The Taiwanese foreign ministry expressed its support for a proposal in the Taiwanese legislature to deploy Tien Chien I “Sky Sword” missiles on Taiping Island, the northernmost island of the Spratly archipelago. This decision came in the immediate wake of the US $6 billion arms sale to Taiwan, upgrading its F16 fighter jets.
In early October, Japan announced that it would allow its air forces to refuel American warplanes during joint exercises in the region. Japan has never refueled American warplanes previously, as this was seen as a major departure from the strict self-defense only policy of the Japanese military. Japan will now use its four new Boeing-built KC-767 tankers to refuel US jets in the Pacific.
US Secretary of Defense Leon Panetta is currently on his first tour of Asia. He is negotiating the resumption of joint US military exercises with Indonesia, which were discontinued over a decade ago. He will also travel to Japan and Korea to discuss increased military ties. Assistant US Secretary of State Kurt Campbell is traveling in the region at the same time. He will visit Indonesia and the Philippines.
These visits are part of the Obama administration’s preparations for the Asia Pacific Economic Council (APEC) summit in Honolulu on November 12-13 and the ASEAN East Asia Summit in Bali on November 19. The East Asia Summit will mark the first occasion that a United States president has attended an ASEAN summit as a delegate.
US Secretary of State Hillary Clinton, in an article entitled “America’s Pacific Century” in the November 2011 issue of Foreign Policy, outlined the strategy behind these moves on the part of Washington.
American foreign policy had reached what she called a “strategic pivot” where it must move away from a focus on the Middle East and toward the Asia Pacific. “One of the most important tasks of American statecraft over the next decade will therefore be to lock in a substantially increased investment—diplomatic, economic, strategic, and otherwise—in the Asia-Pacific region.”
The United States would “leverage” its presence in the region, Clinton wrote, through the use of existing “treaty alliances with Japan, South Korea, Australia, the Philippines, and Thailand” which “are the fulcrum for our strategic turn to the Asia-Pacific.”

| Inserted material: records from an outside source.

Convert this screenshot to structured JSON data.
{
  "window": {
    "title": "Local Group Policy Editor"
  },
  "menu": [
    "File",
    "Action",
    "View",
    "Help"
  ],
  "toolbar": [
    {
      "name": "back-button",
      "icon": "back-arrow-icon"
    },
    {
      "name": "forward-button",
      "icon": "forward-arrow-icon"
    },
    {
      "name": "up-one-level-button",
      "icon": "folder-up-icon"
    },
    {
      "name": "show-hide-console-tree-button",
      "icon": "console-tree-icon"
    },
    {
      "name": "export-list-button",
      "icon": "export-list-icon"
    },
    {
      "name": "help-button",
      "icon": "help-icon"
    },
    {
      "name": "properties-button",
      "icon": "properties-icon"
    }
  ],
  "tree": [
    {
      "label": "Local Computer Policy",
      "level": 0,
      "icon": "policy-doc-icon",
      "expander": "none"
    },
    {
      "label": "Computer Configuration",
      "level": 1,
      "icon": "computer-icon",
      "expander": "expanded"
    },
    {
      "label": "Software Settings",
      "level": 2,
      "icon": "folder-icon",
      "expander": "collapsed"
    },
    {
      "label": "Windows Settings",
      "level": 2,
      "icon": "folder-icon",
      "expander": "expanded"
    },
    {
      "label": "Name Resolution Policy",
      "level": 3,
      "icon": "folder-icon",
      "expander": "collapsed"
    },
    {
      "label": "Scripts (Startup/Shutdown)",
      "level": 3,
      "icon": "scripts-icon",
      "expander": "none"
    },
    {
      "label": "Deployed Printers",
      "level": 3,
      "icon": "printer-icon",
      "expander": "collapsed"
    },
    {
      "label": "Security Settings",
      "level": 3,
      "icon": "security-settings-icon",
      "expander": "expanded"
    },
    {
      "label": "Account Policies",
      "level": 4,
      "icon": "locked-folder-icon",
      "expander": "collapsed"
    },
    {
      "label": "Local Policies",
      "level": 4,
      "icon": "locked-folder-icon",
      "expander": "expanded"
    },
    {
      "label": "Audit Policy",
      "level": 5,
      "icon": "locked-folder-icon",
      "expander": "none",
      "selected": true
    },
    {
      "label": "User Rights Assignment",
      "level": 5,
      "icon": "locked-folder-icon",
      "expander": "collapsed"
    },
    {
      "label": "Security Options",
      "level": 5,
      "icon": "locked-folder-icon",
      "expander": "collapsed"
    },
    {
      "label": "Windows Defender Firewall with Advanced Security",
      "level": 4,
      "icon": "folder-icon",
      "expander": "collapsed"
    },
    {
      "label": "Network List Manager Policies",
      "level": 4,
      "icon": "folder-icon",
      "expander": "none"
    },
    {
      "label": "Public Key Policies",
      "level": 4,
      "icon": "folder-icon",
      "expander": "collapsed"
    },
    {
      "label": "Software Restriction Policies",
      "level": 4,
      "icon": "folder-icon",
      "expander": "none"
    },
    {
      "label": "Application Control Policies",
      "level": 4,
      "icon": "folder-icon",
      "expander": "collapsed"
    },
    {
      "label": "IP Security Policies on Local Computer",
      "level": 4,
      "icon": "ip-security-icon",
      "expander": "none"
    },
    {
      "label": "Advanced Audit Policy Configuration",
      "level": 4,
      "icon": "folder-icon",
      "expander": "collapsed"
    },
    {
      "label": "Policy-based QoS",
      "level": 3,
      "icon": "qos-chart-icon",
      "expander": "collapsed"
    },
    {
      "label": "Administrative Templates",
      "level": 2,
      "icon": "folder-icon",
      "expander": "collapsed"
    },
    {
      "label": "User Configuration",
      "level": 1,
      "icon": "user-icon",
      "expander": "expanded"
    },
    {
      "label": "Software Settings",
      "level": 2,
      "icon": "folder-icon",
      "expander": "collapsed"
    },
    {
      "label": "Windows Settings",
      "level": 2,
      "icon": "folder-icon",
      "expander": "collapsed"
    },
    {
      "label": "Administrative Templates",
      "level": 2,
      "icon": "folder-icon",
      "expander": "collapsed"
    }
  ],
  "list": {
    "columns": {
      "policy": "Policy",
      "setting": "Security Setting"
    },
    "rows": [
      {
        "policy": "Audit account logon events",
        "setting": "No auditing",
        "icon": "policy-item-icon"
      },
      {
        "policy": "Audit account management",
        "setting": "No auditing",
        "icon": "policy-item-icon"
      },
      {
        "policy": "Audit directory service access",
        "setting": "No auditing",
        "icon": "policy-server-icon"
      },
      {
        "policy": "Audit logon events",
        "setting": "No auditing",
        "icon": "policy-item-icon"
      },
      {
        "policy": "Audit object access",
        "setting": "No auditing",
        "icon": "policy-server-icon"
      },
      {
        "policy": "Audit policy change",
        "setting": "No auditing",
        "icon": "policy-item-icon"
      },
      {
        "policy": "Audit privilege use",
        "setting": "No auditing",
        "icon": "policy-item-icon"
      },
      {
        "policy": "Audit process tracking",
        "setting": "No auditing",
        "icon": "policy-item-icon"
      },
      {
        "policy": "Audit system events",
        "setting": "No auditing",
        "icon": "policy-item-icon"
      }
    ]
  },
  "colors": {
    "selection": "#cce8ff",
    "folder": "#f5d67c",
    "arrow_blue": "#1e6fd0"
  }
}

Clinton outlined a string of initiatives on which Washington had embarked under President Obama as part of this “pivot.” Each of these moves is part of a patent attempt to limit Chinese regional power and access to global markets and sea lanes. Clinton referred to the deployment of a US naval fleet to the South China Sea and new littoral combat ships to Singapore at the mouth of the Straits of Malacca. She wrote of the Lower Mekong Initiative and the US negotiations with countries in mainland Southeast Asia. She mentioned the increasing US military presence in Australia and the training of special forces in Indonesia.
“This kind of pivot is not easy,” Clinton concluded, “but we have paved the way for it over the past two-and-a-half years, and we are committed to seeing it through as among the most important diplomatic efforts of our time.”
Clinton’s article brought together in outline the series of initiatives embarked upon by the Obama administration in a determined thrust to counter the rising economic power of China. Tensions have dramatically escalated in the region over the past year as each new move by the United States has made increasingly possible the cutting off of Chinese trade routes.
As the provocations mount, so does the threat that an incident such as the ramming of the Chinese fishing vessel in the South China Sea could result in a military clash.